**ACTION ITEM**
Go through the records, and copy each line in which the string "title" is present.

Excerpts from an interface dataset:
################

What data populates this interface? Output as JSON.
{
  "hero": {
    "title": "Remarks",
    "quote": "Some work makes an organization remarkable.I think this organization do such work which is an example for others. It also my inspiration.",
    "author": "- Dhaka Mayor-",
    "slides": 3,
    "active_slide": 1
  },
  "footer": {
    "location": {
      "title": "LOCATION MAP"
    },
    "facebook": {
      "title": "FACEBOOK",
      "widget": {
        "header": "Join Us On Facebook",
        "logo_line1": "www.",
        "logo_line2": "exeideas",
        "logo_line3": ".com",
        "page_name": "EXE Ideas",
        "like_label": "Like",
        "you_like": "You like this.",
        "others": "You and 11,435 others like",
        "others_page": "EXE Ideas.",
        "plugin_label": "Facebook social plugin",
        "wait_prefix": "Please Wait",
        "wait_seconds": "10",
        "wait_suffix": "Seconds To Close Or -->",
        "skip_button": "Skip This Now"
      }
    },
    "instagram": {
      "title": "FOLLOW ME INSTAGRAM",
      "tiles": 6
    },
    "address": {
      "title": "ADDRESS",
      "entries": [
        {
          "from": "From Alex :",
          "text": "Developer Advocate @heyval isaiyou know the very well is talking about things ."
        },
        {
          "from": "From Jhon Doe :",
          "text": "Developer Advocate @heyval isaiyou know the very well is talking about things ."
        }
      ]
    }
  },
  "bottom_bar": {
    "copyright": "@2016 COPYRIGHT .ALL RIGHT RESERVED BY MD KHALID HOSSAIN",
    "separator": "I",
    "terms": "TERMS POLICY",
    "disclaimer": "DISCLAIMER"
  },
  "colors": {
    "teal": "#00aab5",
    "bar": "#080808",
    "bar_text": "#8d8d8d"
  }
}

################

**REPLY TO THE EXERCISE**
    "title": "Remarks",
      "title": "LOCATION MAP"
      "title": "FACEBOOK",
      "title": "FOLLOW ME INSTAGRAM",
      "title": "ADDRESS",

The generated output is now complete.